Content By Devops .com
vFunction has developed an eponymous platform capable of automatically converting a monolithic application written in Java into a set of microservices. The startup is emerging from stealth mode today.
Fresh from raising $12.2 million in seed funding, vFunction CEO Moti Rafalin said the company’s platform employs dynamic analysis, static analysis, data science and automation to enable IT teams to reengineer, in a repeatable fashion, the source code used to create monolithic Java applications.
As part of that process, vFunction also detects and eliminates code that is no longer executed to reduce the footprint of an application, minimize security risks and overall maintenance tasks.
The vFunction platform is deployed as a server that communicates with agent software injected into the legacy monolithic application. The server then creates a microservice that is scanned by additional tools to determine how best to optimize it to run on, for example, a Kubernetes cluster based on the Red Hat OpenShift platform, said Rafalin.
IT teams can also employ vFunction to determine which monolithic applications are better suited to being converted into a set of microservices that can be automatically extracted into separate compilable projects. Each project comes with an estimated timetable for completion that can be accessed via a Modernization Factory Dashboard and Application Complexity Assessment tool provided by the platform.
Rafalin said most monolithic applications are made up of large amounts of ‘spaghetti code’ that was added over multiple generations by different development teams. Manually analyzing that code as part of an effort to refactor a legacy application would require weeks of effort, Rafalin said. As such, the rate at which most organizations are re-engineering applications is extremely slow, he said.
In fact, it’s not unheard of for IT organizations to to start, but quickly abandon such because the time and effort required proved too costly. vFunction claims its automated, domain-driven processes accelerate manual refactoring by a factor of ten, resulting in a savings of anywhere from $300,000 to $500,000 per application.
Pricing for vFunction is based on a per-application model. The company has also established alliances with system integrators such as HCL Technologies, Tata Consulting Services and Wipro that are regularly contracted by IT organizations to refactor their applications.

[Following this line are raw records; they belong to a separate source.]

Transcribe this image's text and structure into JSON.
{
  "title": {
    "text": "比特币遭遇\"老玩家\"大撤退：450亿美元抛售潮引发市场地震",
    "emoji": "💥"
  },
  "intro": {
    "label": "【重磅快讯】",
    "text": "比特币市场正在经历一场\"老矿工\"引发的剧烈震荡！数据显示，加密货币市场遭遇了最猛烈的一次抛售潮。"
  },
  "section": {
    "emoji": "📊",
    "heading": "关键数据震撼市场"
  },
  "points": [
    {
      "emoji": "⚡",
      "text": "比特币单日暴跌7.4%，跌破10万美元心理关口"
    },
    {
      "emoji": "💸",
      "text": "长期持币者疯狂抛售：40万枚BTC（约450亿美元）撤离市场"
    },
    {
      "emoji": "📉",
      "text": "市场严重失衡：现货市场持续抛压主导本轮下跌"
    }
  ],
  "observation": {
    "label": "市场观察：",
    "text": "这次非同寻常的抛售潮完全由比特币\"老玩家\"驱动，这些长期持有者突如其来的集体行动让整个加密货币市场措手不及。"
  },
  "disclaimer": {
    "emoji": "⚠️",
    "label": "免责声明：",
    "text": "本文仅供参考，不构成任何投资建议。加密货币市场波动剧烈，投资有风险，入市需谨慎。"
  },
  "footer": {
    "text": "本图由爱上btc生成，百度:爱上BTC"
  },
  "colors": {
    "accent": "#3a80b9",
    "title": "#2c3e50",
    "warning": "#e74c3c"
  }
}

Of course, not every monolithic application needs to be converted into a set of microservices. However, most monolithic applications have components that would be easier to maintain and support as a distinct microservice. Organizations, in general, are embracing microservices to build applications that are more resilient. In the event a microservice becomes unavailable, requests for services are rerouted to another microservice to make sure the application degrades gracefully, rather than crashes altogether. The challenge is that, over time, the dependencies that can exist between hundreds of microservices can be more challenging to manage than those of the monolithic application being replaced.